• EXERCISE GOAL:
What is needed here is an exact copy of every entry.

• EXERCISE DATA:

%%

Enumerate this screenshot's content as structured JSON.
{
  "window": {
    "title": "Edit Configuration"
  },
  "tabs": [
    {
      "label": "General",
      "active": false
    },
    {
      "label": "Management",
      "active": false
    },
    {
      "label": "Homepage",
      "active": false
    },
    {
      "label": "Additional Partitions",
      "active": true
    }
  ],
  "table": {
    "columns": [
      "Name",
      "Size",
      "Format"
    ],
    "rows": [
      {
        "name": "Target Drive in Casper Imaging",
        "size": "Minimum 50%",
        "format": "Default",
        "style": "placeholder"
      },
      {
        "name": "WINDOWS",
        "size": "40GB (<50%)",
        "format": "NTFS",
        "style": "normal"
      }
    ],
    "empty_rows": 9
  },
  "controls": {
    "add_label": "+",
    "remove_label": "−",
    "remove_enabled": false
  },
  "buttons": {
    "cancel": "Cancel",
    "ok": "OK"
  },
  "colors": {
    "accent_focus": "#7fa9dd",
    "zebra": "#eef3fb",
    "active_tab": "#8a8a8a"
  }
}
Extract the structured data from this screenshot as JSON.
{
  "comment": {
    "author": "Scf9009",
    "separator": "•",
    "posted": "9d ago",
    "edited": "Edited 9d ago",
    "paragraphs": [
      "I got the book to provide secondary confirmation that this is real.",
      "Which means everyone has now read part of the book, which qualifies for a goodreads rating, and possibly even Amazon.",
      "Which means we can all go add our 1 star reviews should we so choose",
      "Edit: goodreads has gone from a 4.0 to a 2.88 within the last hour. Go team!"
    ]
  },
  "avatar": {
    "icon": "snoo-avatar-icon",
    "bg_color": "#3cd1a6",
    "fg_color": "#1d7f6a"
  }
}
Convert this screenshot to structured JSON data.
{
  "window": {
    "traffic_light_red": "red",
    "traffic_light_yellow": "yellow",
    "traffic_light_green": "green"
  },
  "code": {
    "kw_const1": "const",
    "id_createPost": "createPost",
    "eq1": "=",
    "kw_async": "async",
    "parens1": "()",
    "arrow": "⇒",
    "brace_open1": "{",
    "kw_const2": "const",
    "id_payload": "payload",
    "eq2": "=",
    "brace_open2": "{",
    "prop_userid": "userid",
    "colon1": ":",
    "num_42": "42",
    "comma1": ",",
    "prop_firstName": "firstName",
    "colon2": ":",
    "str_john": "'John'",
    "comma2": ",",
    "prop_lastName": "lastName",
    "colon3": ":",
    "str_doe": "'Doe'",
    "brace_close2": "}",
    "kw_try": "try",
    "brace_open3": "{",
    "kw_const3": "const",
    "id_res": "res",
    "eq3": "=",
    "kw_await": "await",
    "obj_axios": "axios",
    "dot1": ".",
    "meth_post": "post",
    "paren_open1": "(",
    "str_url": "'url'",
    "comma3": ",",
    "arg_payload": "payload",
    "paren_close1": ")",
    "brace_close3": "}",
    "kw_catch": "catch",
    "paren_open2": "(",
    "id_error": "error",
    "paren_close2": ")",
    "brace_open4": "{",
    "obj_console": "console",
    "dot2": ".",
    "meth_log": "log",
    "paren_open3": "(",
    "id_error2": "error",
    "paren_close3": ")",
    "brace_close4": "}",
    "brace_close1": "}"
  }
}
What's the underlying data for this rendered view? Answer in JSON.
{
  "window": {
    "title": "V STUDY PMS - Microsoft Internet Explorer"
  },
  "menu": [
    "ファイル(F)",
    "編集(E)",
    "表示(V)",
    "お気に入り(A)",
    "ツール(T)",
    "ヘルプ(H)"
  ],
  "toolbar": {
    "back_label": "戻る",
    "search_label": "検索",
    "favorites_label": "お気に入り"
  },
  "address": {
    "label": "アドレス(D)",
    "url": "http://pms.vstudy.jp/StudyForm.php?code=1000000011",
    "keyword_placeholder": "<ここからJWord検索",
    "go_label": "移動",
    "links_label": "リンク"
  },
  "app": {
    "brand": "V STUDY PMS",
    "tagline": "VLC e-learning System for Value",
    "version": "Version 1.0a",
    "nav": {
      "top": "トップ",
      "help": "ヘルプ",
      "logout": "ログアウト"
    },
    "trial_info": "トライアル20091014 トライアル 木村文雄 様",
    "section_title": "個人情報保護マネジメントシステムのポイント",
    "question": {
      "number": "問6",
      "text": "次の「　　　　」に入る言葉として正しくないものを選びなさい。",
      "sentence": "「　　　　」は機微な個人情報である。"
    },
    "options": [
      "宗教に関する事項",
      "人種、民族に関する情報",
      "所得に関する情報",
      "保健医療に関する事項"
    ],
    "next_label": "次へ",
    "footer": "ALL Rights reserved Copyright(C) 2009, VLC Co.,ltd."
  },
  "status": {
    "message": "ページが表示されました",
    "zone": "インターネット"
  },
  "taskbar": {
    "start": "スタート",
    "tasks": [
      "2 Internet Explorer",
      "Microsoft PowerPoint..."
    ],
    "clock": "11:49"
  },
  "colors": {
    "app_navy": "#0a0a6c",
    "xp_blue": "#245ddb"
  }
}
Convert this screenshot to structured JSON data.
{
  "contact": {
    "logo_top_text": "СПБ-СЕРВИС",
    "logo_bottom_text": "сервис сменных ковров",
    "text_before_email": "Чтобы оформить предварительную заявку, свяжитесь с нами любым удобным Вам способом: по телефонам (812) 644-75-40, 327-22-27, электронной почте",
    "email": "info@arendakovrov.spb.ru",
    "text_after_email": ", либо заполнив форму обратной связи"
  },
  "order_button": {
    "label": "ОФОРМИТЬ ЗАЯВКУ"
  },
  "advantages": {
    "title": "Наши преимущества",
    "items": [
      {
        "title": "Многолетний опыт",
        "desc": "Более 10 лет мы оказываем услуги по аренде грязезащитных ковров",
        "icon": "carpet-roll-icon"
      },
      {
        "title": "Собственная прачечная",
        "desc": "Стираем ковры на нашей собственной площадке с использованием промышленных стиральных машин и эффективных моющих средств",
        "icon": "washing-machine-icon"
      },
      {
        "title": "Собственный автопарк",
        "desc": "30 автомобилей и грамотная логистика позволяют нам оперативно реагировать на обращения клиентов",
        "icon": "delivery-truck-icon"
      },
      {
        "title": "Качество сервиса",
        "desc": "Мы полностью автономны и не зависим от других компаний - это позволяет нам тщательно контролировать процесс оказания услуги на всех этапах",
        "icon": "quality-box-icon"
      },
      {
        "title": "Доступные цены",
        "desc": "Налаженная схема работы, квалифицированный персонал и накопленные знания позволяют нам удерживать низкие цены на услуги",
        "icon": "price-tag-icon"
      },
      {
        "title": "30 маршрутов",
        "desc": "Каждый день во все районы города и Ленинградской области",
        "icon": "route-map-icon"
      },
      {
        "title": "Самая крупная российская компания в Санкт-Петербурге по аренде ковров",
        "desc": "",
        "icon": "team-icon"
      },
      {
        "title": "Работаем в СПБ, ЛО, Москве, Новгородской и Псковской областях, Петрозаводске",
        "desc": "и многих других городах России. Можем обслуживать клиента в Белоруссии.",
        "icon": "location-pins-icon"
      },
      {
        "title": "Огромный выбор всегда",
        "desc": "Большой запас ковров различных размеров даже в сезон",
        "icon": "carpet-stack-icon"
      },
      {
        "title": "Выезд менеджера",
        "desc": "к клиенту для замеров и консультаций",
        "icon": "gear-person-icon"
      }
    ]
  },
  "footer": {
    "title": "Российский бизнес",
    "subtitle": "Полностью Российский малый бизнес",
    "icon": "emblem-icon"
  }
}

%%

• TASK SOLUTION:
Enumerate this screenshot's content as structured JSON.
{
  "window": {
    "title": "Edit Configuration"
  },
  "tabs": [
    {
      "label": "General",
      "active": false
    },
    {
      "label": "Management",
      "active": false
    },
    {
      "label": "Homepage",
      "active": false
    },
    {
      "label": "Additional Partitions",
      "active": true
    }
  ],
  "table": {
    "columns": [
      "Name",
      "Size",
      "Format"
    ],
    "rows": [
      {
        "name": "Target Drive in Casper Imaging",
        "size": "Minimum 50%",
        "format": "Default",
        "style": "placeholder"
      },
      {
        "name": "WINDOWS",
        "size": "40GB (<50%)",
        "format": "NTFS",
        "style": "normal"
      }
    ],
    "empty_rows": 9
  },
  "controls": {
    "add_label": "+",
    "remove_label": "−",
    "remove_enabled": false
  },
  "buttons": {
    "cancel": "Cancel",
    "ok": "OK"
  },
  "colors": {
    "accent_focus": "#7fa9dd",
    "zebra": "#eef3fb",
    "active_tab": "#8a8a8a"
  }
}
Extract the structured data from this screenshot as JSON.
{
  "comment": {
    "author": "Scf9009",
    "separator": "•",
    "posted": "9d ago",
    "edited": "Edited 9d ago",
    "paragraphs": [
      "I got the book to provide secondary confirmation that this is real.",
      "Which means everyone has now read part of the book, which qualifies for a goodreads rating, and possibly even Amazon.",
      "Which means we can all go add our 1 star reviews should we so choose",
      "Edit: goodreads has gone from a 4.0 to a 2.88 within the last hour. Go team!"
    ]
  },
  "avatar": {
    "icon": "snoo-avatar-icon",
    "bg_color": "#3cd1a6",
    "fg_color": "#1d7f6a"
  }
}
Convert this screenshot to structured JSON data.
{
  "window": {
    "traffic_light_red": "red",
    "traffic_light_yellow": "yellow",
    "traffic_light_green": "green"
  },
  "code": {
    "kw_const1": "const",
    "id_createPost": "createPost",
    "eq1": "=",
    "kw_async": "async",
    "parens1": "()",
    "arrow": "⇒",
    "brace_open1": "{",
    "kw_const2": "const",
    "id_payload": "payload",
    "eq2": "=",
    "brace_open2": "{",
    "prop_userid": "userid",
    "colon1": ":",
    "num_42": "42",
    "comma1": ",",
    "prop_firstName": "firstName",
    "colon2": ":",
    "str_john": "'John'",
    "comma2": ",",
    "prop_lastName": "lastName",
    "colon3": ":",
    "str_doe": "'Doe'",
    "brace_close2": "}",
    "kw_try": "try",
    "brace_open3": "{",
    "kw_const3": "const",
    "id_res": "res",
    "eq3": "=",
    "kw_await": "await",
    "obj_axios": "axios",
    "dot1": ".",
    "meth_post": "post",
    "paren_open1": "(",
    "str_url": "'url'",
    "comma3": ",",
    "arg_payload": "payload",
    "paren_close1": ")",
    "brace_close3": "}",
    "kw_catch": "catch",
    "paren_open2": "(",
    "id_error": "error",
    "paren_close2": ")",
    "brace_open4": "{",
    "obj_console": "console",
    "dot2": ".",
    "meth_log": "log",
    "paren_open3": "(",
    "id_error2": "error",
    "paren_close3": ")",
    "brace_close4": "}",
    "brace_close1": "}"
  }
}
What's the underlying data for this rendered view? Answer in JSON.
{
  "window": {
    "title": "V STUDY PMS - Microsoft Internet Explorer"
  },
  "menu": [
    "ファイル(F)",
    "編集(E)",
    "表示(V)",
    "お気に入り(A)",
    "ツール(T)",
    "ヘルプ(H)"
  ],
  "toolbar": {
    "back_label": "戻る",
    "search_label": "検索",
    "favorites_label": "お気に入り"
  },
  "address": {
    "label": "アドレス(D)",
    "url": "http://pms.vstudy.jp/StudyForm.php?code=1000000011",
    "keyword_placeholder": "<ここからJWord検索",
    "go_label": "移動",
    "links_label": "リンク"
  },
  "app": {
    "brand": "V STUDY PMS",
    "tagline": "VLC e-learning System for Value",
    "version": "Version 1.0a",
    "nav": {
      "top": "トップ",
      "help": "ヘルプ",
      "logout": "ログアウト"
    },
    "trial_info": "トライアル20091014 トライアル 木村文雄 様",
    "section_title": "個人情報保護マネジメントシステムのポイント",
    "question": {
      "number": "問6",
      "text": "次の「　　　　」に入る言葉として正しくないものを選びなさい。",
      "sentence": "「　　　　」は機微な個人情報である。"
    },
    "options": [
      "宗教に関する事項",
      "人種、民族に関する情報",
      "所得に関する情報",
      "保健医療に関する事項"
    ],
    "next_label": "次へ",
    "footer": "ALL Rights reserved Copyright(C) 2009, VLC Co.,ltd."
  },
  "status": {
    "message": "ページが表示されました",
    "zone": "インターネット"
  },
  "taskbar": {
    "start": "スタート",
    "tasks": [
      "2 Internet Explorer",
      "Microsoft PowerPoint..."
    ],
    "clock": "11:49"
  },
  "colors": {
    "app_navy": "#0a0a6c",
    "xp_blue": "#245ddb"
  }
}
Convert this screenshot to structured JSON data.
{
  "contact": {
    "logo_top_text": "СПБ-СЕРВИС",
    "logo_bottom_text": "сервис сменных ковров",
    "text_before_email": "Чтобы оформить предварительную заявку, свяжитесь с нами любым удобным Вам способом: по телефонам (812) 644-75-40, 327-22-27, электронной почте",
    "email": "info@arendakovrov.spb.ru",
    "text_after_email": ", либо заполнив форму обратной связи"
  },
  "order_button": {
    "label": "ОФОРМИТЬ ЗАЯВКУ"
  },
  "advantages": {
    "title": "Наши преимущества",
    "items": [
      {
        "title": "Многолетний опыт",
        "desc": "Более 10 лет мы оказываем услуги по аренде грязезащитных ковров",
        "icon": "carpet-roll-icon"
      },
      {
        "title": "Собственная прачечная",
        "desc": "Стираем ковры на нашей собственной площадке с использованием промышленных стиральных машин и эффективных моющих средств",
        "icon": "washing-machine-icon"
      },
      {
        "title": "Собственный автопарк",
        "desc": "30 автомобилей и грамотная логистика позволяют нам оперативно реагировать на обращения клиентов",
        "icon": "delivery-truck-icon"
      },
      {
        "title": "Качество сервиса",
        "desc": "Мы полностью автономны и не зависим от других компаний - это позволяет нам тщательно контролировать процесс оказания услуги на всех этапах",
        "icon": "quality-box-icon"
      },
      {
        "title": "Доступные цены",
        "desc": "Налаженная схема работы, квалифицированный персонал и накопленные знания позволяют нам удерживать низкие цены на услуги",
        "icon": "price-tag-icon"
      },
      {
        "title": "30 маршрутов",
        "desc": "Каждый день во все районы города и Ленинградской области",
        "icon": "route-map-icon"
      },
      {
        "title": "Самая крупная российская компания в Санкт-Петербурге по аренде ковров",
        "desc": "",
        "icon": "team-icon"
      },
      {
        "title": "Работаем в СПБ, ЛО, Москве, Новгородской и Псковской областях, Петрозаводске",
        "desc": "и многих других городах России. Можем обслуживать клиента в Белоруссии.",
        "icon": "location-pins-icon"
      },
      {
        "title": "Огромный выбор всегда",
        "desc": "Большой запас ковров различных размеров даже в сезон",
        "icon": "carpet-stack-icon"
      },
      {
        "title": "Выезд менеджера",
        "desc": "к клиенту для замеров и консультаций",
        "icon": "gear-person-icon"
      }
    ]
  },
  "footer": {
    "title": "Российский бизнес",
    "subtitle": "Полностью Российский малый бизнес",
    "icon": "emblem-icon"
  }
}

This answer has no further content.